been debating w/myself for a few days over 2 rings(ebay) that are wrongly identified. both called “vintage 925 sterling silver stamped zuni bear arrow band” & they aren’t.
not guessing,guys. I have 3-they’re made by wheeler manufacturing out of s.dakota. one is the bear design(“spirit” bear,thus the “arrow”) & 2 bear pawprints=amusing,cheap factory stuff.under $20 apiece.
the sellers are asking 65 & 75.
so…none of my business?
before they asked?
I emailed a couple sites on Etsy, because they were selling pieces and claiming they were from pretty well known Hopi artists when they weren’t, and didn’t even look anything like Hopi. One took the description down, and the other one appeared to ignore it. But it seemed worse to me that they were lying about who the artist was. But I don’t think it hurts to educate people; unfortunately probably a lot of those sites don’t want to be educated.
Years ago eBay could punish a member for just this kind of education, which they called auction interference. Even if motivated by the wish to keep fellow buyers safe, you could get reported for this “offense.” This came up in another collecting forum I participated in that was concerned about counterfeits being sold as the real thing.
I don’t know if sellers can still bust someone for this. The sure recourse is to hit Report, though that doesn’t distinguish the honest mistake from scamming.
I see misidentified stuff like this all the time on eBay.
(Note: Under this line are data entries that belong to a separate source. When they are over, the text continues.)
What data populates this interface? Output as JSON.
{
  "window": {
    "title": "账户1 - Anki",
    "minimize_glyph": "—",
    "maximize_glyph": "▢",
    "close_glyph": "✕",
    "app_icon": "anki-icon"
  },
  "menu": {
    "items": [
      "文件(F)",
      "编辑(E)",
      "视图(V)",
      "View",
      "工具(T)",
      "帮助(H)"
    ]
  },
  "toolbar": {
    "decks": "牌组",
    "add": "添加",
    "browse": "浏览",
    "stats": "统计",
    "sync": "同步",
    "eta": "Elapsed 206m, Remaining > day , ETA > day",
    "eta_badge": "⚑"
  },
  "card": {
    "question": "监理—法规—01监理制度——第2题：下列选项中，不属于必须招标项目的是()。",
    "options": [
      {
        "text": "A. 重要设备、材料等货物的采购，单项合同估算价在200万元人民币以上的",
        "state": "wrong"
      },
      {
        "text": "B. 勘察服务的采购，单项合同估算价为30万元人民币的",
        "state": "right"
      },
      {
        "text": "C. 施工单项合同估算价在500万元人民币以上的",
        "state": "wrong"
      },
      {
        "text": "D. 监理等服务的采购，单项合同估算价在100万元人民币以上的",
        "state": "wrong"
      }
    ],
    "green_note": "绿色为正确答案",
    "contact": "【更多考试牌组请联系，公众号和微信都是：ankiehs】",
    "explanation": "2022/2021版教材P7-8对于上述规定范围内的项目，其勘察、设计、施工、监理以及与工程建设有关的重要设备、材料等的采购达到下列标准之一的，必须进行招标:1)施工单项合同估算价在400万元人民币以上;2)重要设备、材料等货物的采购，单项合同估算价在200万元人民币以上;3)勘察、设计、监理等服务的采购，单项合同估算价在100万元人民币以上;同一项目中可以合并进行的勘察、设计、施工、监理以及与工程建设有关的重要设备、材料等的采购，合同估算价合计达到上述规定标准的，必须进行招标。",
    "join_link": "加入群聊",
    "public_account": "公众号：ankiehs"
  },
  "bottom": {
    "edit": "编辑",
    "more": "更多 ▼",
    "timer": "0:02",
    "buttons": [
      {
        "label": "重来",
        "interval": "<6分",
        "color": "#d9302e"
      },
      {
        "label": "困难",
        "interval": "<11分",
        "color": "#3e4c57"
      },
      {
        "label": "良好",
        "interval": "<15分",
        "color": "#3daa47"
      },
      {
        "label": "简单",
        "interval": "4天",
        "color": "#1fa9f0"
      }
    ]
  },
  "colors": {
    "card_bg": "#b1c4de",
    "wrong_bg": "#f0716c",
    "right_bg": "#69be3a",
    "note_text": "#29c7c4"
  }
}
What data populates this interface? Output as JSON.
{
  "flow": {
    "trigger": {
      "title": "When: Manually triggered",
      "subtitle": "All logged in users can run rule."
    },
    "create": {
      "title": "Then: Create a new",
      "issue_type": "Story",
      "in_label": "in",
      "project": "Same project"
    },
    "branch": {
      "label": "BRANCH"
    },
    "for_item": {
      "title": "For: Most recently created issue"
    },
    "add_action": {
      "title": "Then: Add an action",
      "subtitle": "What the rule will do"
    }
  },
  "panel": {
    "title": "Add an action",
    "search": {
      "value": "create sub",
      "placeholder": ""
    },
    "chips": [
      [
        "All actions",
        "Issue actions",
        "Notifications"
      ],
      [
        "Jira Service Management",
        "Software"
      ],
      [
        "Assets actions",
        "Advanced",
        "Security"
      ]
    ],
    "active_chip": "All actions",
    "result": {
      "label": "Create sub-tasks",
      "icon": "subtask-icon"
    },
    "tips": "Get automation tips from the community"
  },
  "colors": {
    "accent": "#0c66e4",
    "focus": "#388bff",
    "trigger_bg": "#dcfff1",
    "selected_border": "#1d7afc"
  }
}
Not just NA jewelry, but other stuff too. So aggravating! I swear people just make up lies to sell their pieces.
My friend is a serious doll collector. He has contacted people and corrected them about their descriptions. Some people are appreciative and change their wording, and others ignore his information.
When I see blatant mislabeling, I just shake my head and move on.
I’ve given people an education more in real life, like at a flea market, than online, while I am looking at their items for sale. It’s received pretty well in person but not as much online.
This is exactly why “buyer beware”. Whether it’s an honest lack of knowledge or blatant misrepresentation, being an informed buyer is the best weapon in your arsenal.
Yes online they don’t have to look at you. I contacted a seller about a week ago. Selling a necklace made of vintage buffalo nickels and claiming they were 90% silver. I was polite and stated what they were made of. He wrote back and insisted that they were silver. SMH
wonder why they thought they’re CALLED “nickels”,eh